**Your objective**
If a record holds a picture, skip the picture but print everything else exactly.

**Exercise materials**

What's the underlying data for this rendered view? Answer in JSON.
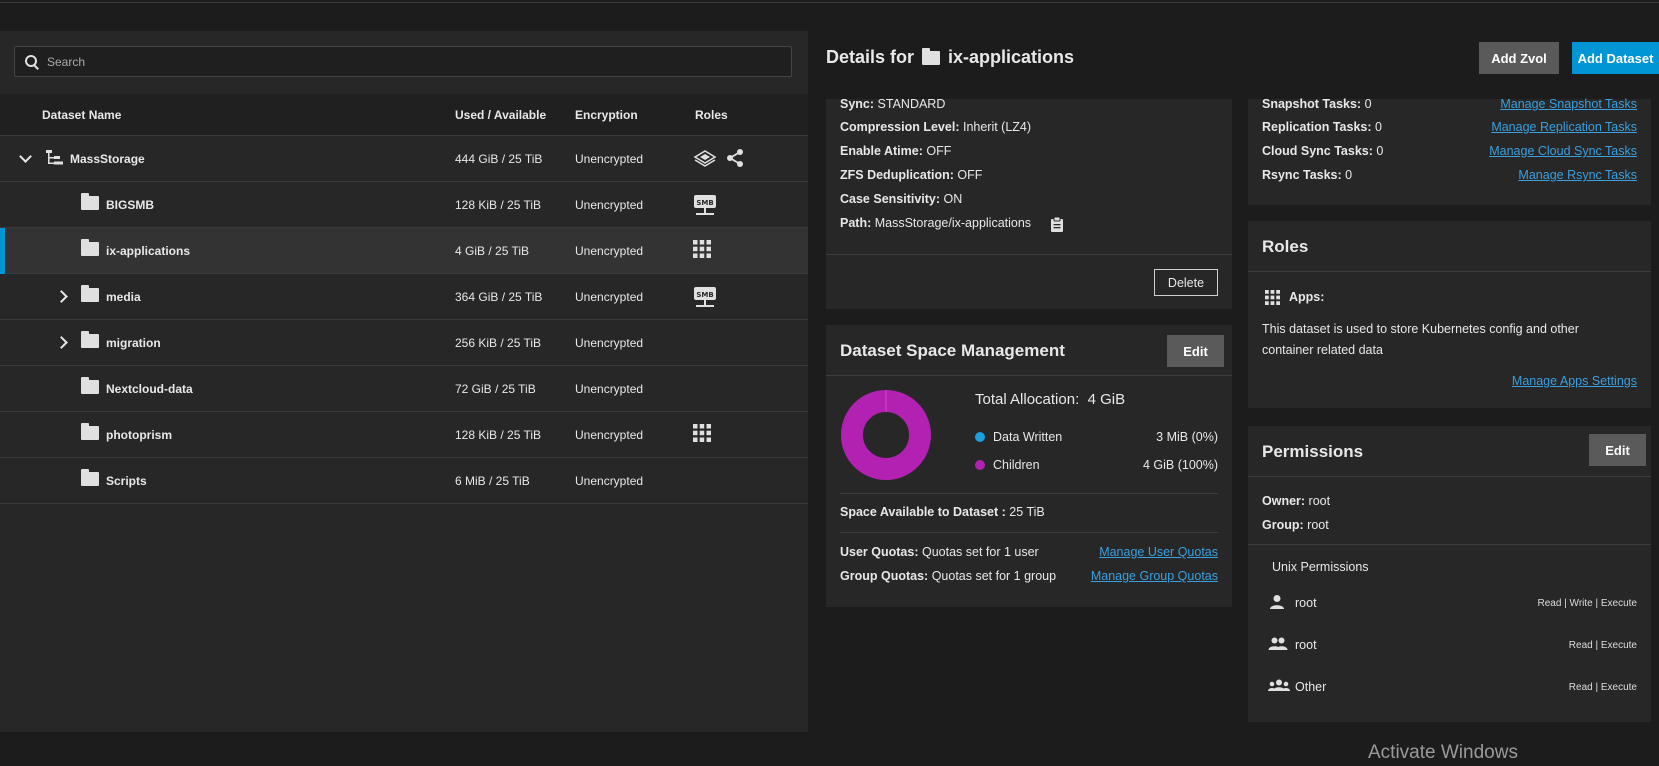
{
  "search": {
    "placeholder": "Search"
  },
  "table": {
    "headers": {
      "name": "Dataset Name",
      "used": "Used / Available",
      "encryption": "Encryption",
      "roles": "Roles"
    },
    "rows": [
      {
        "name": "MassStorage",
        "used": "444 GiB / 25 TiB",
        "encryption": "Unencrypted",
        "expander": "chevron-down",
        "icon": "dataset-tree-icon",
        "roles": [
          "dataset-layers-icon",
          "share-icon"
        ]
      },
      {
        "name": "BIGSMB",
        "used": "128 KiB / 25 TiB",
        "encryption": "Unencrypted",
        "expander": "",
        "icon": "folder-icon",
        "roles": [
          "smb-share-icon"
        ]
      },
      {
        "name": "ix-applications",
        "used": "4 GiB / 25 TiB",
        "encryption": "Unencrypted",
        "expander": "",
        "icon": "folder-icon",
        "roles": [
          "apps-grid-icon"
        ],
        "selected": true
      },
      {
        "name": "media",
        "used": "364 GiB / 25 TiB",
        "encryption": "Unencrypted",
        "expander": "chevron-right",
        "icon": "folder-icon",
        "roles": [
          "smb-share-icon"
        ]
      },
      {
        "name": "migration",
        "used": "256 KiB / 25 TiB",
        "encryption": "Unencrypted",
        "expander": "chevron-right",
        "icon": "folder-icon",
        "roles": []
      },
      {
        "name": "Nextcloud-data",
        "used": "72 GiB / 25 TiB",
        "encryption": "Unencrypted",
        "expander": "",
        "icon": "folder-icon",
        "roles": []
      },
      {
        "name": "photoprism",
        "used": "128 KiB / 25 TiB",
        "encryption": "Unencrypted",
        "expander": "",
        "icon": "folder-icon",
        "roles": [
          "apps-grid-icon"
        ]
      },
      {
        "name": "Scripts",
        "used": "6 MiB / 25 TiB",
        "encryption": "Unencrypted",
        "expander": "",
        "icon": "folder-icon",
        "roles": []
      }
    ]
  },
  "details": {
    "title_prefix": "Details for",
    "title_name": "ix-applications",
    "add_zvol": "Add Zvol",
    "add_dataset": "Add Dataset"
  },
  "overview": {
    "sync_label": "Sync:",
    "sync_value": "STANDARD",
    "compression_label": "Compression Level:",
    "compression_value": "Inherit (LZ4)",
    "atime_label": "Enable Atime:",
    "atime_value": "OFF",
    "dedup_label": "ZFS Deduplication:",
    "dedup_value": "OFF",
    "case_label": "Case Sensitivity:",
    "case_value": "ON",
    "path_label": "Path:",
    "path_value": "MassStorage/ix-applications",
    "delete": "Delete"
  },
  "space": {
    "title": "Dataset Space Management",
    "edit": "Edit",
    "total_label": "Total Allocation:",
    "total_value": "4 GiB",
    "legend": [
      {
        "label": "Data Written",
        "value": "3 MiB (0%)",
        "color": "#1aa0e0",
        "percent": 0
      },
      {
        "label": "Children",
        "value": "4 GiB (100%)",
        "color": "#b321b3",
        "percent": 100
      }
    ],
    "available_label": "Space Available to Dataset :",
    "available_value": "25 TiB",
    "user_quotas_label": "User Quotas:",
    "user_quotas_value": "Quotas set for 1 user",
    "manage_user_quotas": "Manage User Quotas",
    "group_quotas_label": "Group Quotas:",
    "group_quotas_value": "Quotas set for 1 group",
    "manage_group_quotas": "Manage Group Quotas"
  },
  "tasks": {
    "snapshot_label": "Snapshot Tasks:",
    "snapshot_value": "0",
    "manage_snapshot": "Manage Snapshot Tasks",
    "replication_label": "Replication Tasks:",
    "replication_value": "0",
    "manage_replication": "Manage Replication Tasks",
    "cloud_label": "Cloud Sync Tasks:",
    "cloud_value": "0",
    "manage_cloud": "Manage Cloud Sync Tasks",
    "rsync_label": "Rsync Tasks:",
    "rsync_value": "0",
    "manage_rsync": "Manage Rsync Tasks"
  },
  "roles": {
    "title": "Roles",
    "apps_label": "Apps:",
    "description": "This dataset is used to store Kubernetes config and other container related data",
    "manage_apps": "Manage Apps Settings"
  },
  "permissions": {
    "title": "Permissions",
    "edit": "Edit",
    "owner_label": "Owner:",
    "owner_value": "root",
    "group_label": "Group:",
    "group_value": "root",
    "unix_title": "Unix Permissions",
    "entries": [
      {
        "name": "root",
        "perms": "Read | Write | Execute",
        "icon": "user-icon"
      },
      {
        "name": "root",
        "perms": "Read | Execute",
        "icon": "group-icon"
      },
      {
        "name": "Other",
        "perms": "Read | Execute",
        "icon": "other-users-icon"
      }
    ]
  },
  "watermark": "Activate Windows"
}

**Exercise output**
What's the underlying data for this rendered view? Answer in JSON.
{
  "search": {
    "placeholder": "Search"
  },
  "table": {
    "headers": {
      "name": "Dataset Name",
      "used": "Used / Available",
      "encryption": "Encryption",
      "roles": "Roles"
    },
    "rows": [
      {
        "name": "MassStorage",
        "used": "444 GiB / 25 TiB",
        "encryption": "Unencrypted",
        "expander": "chevron-down",
        "icon": "dataset-tree-icon",
        "roles": [
          "dataset-layers-icon",
          "share-icon"
        ]
      },
      {
        "name": "BIGSMB",
        "used": "128 KiB / 25 TiB",
        "encryption": "Unencrypted",
        "expander": "",
        "icon": "folder-icon",
        "roles": [
          "smb-share-icon"
        ]
      },
      {
        "name": "ix-applications",
        "used": "4 GiB / 25 TiB",
        "encryption": "Unencrypted",
        "expander": "",
        "icon": "folder-icon",
        "roles": [
          "apps-grid-icon"
        ],
        "selected": true
      },
      {
        "name": "media",
        "used": "364 GiB / 25 TiB",
        "encryption": "Unencrypted",
        "expander": "chevron-right",
        "icon": "folder-icon",
        "roles": [
          "smb-share-icon"
        ]
      },
      {
        "name": "migration",
        "used": "256 KiB / 25 TiB",
        "encryption": "Unencrypted",
        "expander": "chevron-right",
        "icon": "folder-icon",
        "roles": []
      },
      {
        "name": "Nextcloud-data",
        "used": "72 GiB / 25 TiB",
        "encryption": "Unencrypted",
        "expander": "",
        "icon": "folder-icon",
        "roles": []
      },
      {
        "name": "photoprism",
        "used": "128 KiB / 25 TiB",
        "encryption": "Unencrypted",
        "expander": "",
        "icon": "folder-icon",
        "roles": [
          "apps-grid-icon"
        ]
      },
      {
        "name": "Scripts",
        "used": "6 MiB / 25 TiB",
        "encryption": "Unencrypted",
        "expander": "",
        "icon": "folder-icon",
        "roles": []
      }
    ]
  },
  "details": {
    "title_prefix": "Details for",
    "title_name": "ix-applications",
    "add_zvol": "Add Zvol",
    "add_dataset": "Add Dataset"
  },
  "overview": {
    "sync_label": "Sync:",
    "sync_value": "STANDARD",
    "compression_label": "Compression Level:",
    "compression_value": "Inherit (LZ4)",
    "atime_label": "Enable Atime:",
    "atime_value": "OFF",
    "dedup_label": "ZFS Deduplication:",
    "dedup_value": "OFF",
    "case_label": "Case Sensitivity:",
    "case_value": "ON",
    "path_label": "Path:",
    "path_value": "MassStorage/ix-applications",
    "delete": "Delete"
  },
  "space": {
    "title": "Dataset Space Management",
    "edit": "Edit",
    "total_label": "Total Allocation:",
    "total_value": "4 GiB",
    "legend": [
      {
        "label": "Data Written",
        "value": "3 MiB (0%)",
        "color": "#1aa0e0",
        "percent": 0
      },
      {
        "label": "Children",
        "value": "4 GiB (100%)",
        "color": "#b321b3",
        "percent": 100
      }
    ],
    "available_label": "Space Available to Dataset :",
    "available_value": "25 TiB",
    "user_quotas_label": "User Quotas:",
    "user_quotas_value": "Quotas set for 1 user",
    "manage_user_quotas": "Manage User Quotas",
    "group_quotas_label": "Group Quotas:",
    "group_quotas_value": "Quotas set for 1 group",
    "manage_group_quotas": "Manage Group Quotas"
  },
  "tasks": {
    "snapshot_label": "Snapshot Tasks:",
    "snapshot_value": "0",
    "manage_snapshot": "Manage Snapshot Tasks",
    "replication_label": "Replication Tasks:",
    "replication_value": "0",
    "manage_replication": "Manage Replication Tasks",
    "cloud_label": "Cloud Sync Tasks:",
    "cloud_value": "0",
    "manage_cloud": "Manage Cloud Sync Tasks",
    "rsync_label": "Rsync Tasks:",
    "rsync_value": "0",
    "manage_rsync": "Manage Rsync Tasks"
  },
  "roles": {
    "title": "Roles",
    "apps_label": "Apps:",
    "description": "This dataset is used to store Kubernetes config and other container related data",
    "manage_apps": "Manage Apps Settings"
  },
  "permissions": {
    "title": "Permissions",
    "edit": "Edit",
    "owner_label": "Owner:",
    "owner_value": "root",
    "group_label": "Group:",
    "group_value": "root",
    "unix_title": "Unix Permissions",
    "entries": [
      {
        "name": "root",
        "perms": "Read | Write | Execute",
        "icon": "user-icon"
      },
      {
        "name": "root",
        "perms": "Read | Execute",
        "icon": "group-icon"
      },
      {
        "name": "Other",
        "perms": "Read | Execute",
        "icon": "other-users-icon"
      }
    ]
  },
  "watermark": "Activate Windows"
}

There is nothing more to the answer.